Cops in Hawaii are fighting to keep what they describe as an important legal protection: Permission to have sex with prostitutes. A state bill cracking down on prostitution originally scrapped an exemption allowing undercover officers to have sex with prostitutes, but it was controversially restored after police testimony, the AP finds. Police won't say how often the exemption is used, but critics argue that it leaves the system wide open to abuse, noting that there have been many cases nationwide of police officers extorting sex from prostitutes.

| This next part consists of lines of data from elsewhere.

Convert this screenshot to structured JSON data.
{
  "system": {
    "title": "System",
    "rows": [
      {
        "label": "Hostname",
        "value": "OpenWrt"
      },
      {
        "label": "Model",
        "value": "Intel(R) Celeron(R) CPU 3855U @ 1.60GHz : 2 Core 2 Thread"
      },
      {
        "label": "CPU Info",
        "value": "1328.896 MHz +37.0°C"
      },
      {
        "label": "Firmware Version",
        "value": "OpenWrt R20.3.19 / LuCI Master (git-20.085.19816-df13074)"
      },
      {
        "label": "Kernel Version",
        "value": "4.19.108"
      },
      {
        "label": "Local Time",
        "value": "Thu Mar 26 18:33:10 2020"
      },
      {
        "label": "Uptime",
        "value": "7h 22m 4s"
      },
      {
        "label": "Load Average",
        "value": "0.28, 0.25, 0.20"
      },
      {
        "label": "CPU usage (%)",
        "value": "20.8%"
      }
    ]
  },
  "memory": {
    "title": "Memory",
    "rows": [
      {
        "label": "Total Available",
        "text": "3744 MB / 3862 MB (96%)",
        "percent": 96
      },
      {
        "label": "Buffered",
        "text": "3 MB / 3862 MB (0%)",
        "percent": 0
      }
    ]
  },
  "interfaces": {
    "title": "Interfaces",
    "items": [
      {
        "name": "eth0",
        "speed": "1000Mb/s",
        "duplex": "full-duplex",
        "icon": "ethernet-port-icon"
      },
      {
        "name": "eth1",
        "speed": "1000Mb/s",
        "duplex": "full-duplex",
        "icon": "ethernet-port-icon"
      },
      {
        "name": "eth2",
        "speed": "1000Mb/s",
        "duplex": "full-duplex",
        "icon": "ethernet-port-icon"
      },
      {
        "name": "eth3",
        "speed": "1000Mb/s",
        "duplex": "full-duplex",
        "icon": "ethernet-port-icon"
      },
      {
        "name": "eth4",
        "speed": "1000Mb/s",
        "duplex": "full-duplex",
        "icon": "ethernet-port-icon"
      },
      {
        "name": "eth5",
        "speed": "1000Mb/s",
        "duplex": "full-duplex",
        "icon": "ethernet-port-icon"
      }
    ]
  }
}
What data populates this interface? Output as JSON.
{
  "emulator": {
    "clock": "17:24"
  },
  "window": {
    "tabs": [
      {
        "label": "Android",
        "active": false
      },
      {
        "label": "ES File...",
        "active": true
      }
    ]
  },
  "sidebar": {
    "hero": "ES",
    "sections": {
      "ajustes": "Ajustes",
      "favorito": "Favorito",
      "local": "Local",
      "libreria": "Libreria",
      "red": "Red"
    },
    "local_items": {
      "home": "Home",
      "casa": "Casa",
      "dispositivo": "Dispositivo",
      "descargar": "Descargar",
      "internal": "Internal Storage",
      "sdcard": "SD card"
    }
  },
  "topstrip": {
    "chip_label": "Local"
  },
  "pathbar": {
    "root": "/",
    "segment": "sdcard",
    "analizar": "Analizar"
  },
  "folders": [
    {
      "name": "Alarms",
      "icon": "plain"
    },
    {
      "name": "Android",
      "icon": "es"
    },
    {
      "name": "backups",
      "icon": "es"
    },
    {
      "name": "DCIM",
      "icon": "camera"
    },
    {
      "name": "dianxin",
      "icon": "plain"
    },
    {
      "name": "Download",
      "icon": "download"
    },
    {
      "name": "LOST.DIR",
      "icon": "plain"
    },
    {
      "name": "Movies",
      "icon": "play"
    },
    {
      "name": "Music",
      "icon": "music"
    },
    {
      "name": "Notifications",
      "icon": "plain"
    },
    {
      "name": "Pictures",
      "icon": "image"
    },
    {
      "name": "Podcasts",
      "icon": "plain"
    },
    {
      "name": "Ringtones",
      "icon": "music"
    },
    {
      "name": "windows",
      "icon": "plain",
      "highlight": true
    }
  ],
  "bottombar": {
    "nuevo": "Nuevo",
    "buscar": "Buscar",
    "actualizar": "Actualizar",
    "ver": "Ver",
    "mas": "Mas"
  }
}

The chief of Honolulu's vice squad argued the exemption is necessary because prostitutes and pimps are otherwise "going to know exactly how far the undercover officer can and cannot go." A former FBI agent who trained vice squads around the country for 20 years, however, says he doesn't know of any other state or federal law that allows undercover officers to do what the Hawaii law allows. "Isn't one of the biggest questions here just why, exactly, Hawaii needs a exemption like this for their sex sting operations and none of the other law enforcement agencies in other states need one?" asks Rebecca Rose at Jezebel. "They seem to be able to bust prostitutes and pimps in other states just fine without allowing their officers to engage in sexual acts."